First, the tournament was to go on as scheduled. Then it was to be played without spectators. And then, finally, a week ago well past dark, the PGA Tour made the decision to pull the plug on the Players Championship, Valspar Championship, WGC-Dell Technologies Match Play Championship, the Punta Cana Open and the Valero Texas Open.
The Masters later decided to postpone its event, as has the PGA Championship. Meanwhile, the PGA Tour moved forward with canceling the RBC Heritage, the Zurich Classic of New Orleans, the Wells Fargo Championship and the AT&T Byron Nelson.
All of those tournament directors, officials and volunteers are now facing what West and her crew have been dealing with for a week.
"I hate the phrase 'It is what it is.' That drives me crazy. But it is,'' she said. "It's been chaotic. It still is. We have so much to work through financially. We've got sponsors wanting to know what is going to happen. The charities have been understanding, but they are worried. A lot of people want to know what is going on. And it's a lot to sift through. This is a big business.''
And a complicated one. PGA Tour events are set up as 501(c)(3) charities, which means they are non-profit.
But there are numerous entities in play. The local organizing group has a contract with the PGA Tour, which in turn has contracts with its television partners and the title sponsor. The group also has a contract with the host venue.
Getting canceled days before you were to start obviously brings forth unforeseen challenges. Much of the money had been paid, much of the work already done. So bills are due without -- necessarily -- the revenue that comes with them. West said the tournament had more than 300 rooms reserved at Innisbrook, and outings scheduled on the three other courses on site. All of that had to be canceled.
In addition to Valspar, which is signed on as a title sponsor through 2025, the tournament had numerous individual sponsors who bought various levels of hospitality.
With each sponsorship came some sort of pavilion, luxury box or tent -- and the subsequent cost of putting it together.
"We have to work through each one,'' West said. "We were 100% built, and there is a huge cost so we have to work with each sponsor. Some of them got value, if they were our ticket sponsor or our parking sponsor, and we sold a lot of that stuff. And we had certain sponsors who got exposure throughout the last year because of naming rights. So this is a slow and burdensome process. We want to do what is right and make sure they feel good about the situation.
"There is going to be a financial downfall and we have to do our best to mitigate all of that, use what reserves we have, see how the tour might help us, how Valspar can help us. Not every charity will get the amount we able to donate to them last year, so how can we help them the best? For some, our contribution might be a small part of their budget, but for others it could be really critical. We are trying to figure all of those things out. Are we likely to give $2.2 million again this year?

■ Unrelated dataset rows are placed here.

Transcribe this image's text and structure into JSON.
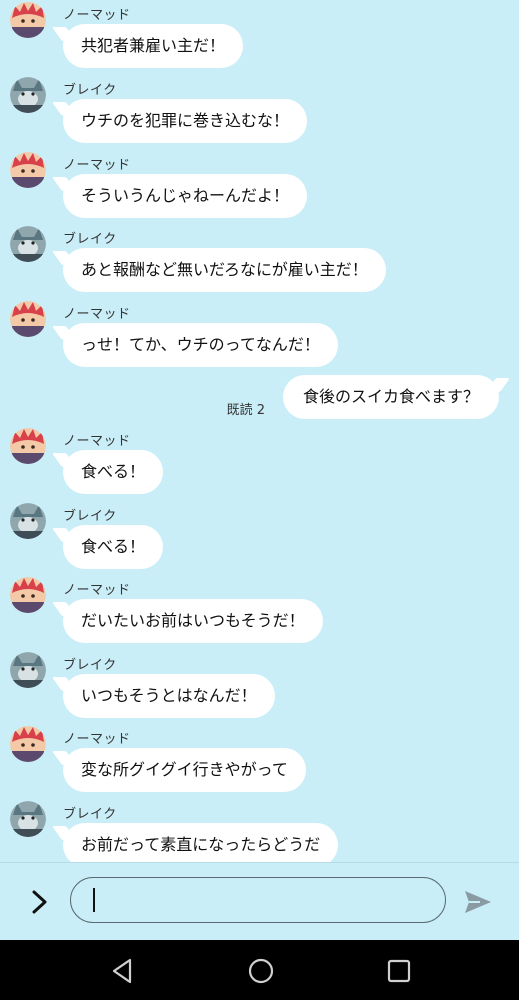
{
  "messages": [
    {
      "sender": "ノーマッド",
      "text": "共犯者兼雇い主だ！",
      "avatar": "nomad-avatar"
    },
    {
      "sender": "ブレイク",
      "text": "ウチのを犯罪に巻き込むな！",
      "avatar": "blake-avatar"
    },
    {
      "sender": "ノーマッド",
      "text": "そういうんじゃねーんだよ！",
      "avatar": "nomad-avatar"
    },
    {
      "sender": "ブレイク",
      "text": "あと報酬など無いだろなにが雇い主だ！",
      "avatar": "blake-avatar"
    },
    {
      "sender": "ノーマッド",
      "text": "っせ！てか、ウチのってなんだ！",
      "avatar": "nomad-avatar"
    },
    {
      "outgoing": true,
      "text": "食後のスイカ食べます？",
      "read": "既読 2"
    },
    {
      "sender": "ノーマッド",
      "text": "食べる！",
      "avatar": "nomad-avatar"
    },
    {
      "sender": "ブレイク",
      "text": "食べる！",
      "avatar": "blake-avatar"
    },
    {
      "sender": "ノーマッド",
      "text": "だいたいお前はいつもそうだ！",
      "avatar": "nomad-avatar"
    },
    {
      "sender": "ブレイク",
      "text": "いつもそうとはなんだ！",
      "avatar": "blake-avatar"
    },
    {
      "sender": "ノーマッド",
      "text": "変な所グイグイ行きやがって",
      "avatar": "nomad-avatar"
    },
    {
      "sender": "ブレイク",
      "text": "お前だって素直になったらどうだ",
      "avatar": "blake-avatar"
    }
  ],
  "input": {
    "value": "",
    "placeholder": ""
  },
  "colors": {
    "chat_background": "#c9eef7",
    "bubble": "#ffffff",
    "nomad_hair": "#d8404a",
    "blake_fur": "#5a7680",
    "nav_background": "#000000"
  },
  "icons": {
    "expand": "chevron-right-icon",
    "send": "send-icon",
    "nav_back": "back-triangle-icon",
    "nav_home": "home-circle-icon",
    "nav_recents": "recents-square-icon"
  }
}
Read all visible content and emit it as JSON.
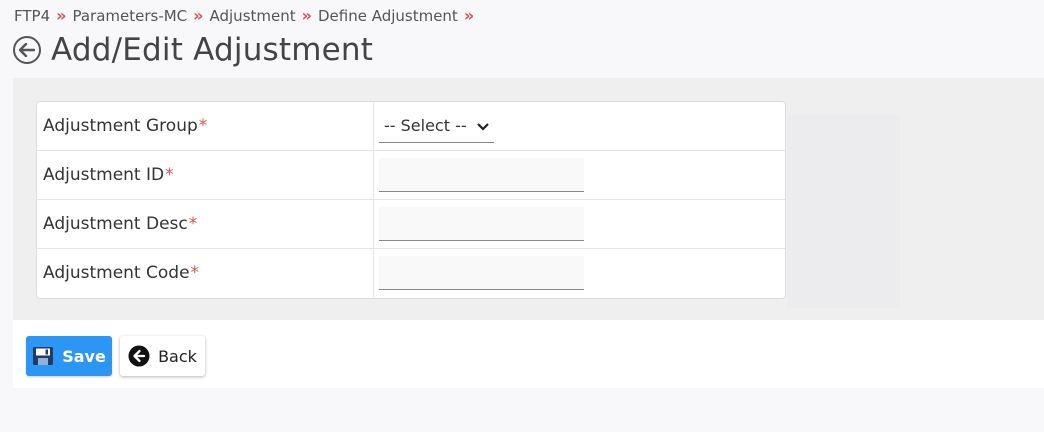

Probably not.''
Making matters worse? Although the Valspar Championship and most events take out insurance for business interruption, a pandemic is not covered in such instances.
"We can't go back to them at all,'' she said.
So now what?
The business of taking down the infrastructure for a tournament that won't happen continues. Almost as soon as word came down that the event would not go on, West put her staff and the various contractors to work to begin the dismantling process that she said will likely take two weeks. It took some two months to put it all together.
So in various stages this week were bleachers, hospitality tents, scoreboards and all manner of items signifying that something big was to take place.
Instead, it won't happen, and the big picture is in play.
"It's a tough situation for everybody, but there really was no choice,'' West said. "We fully support Jay's decision. We've got to figure this out as a country and there are a whole host of people who will be hurt by this, not just golf, not just sports, but everything. All we can do is look at our little piece of the world and try to move forward.''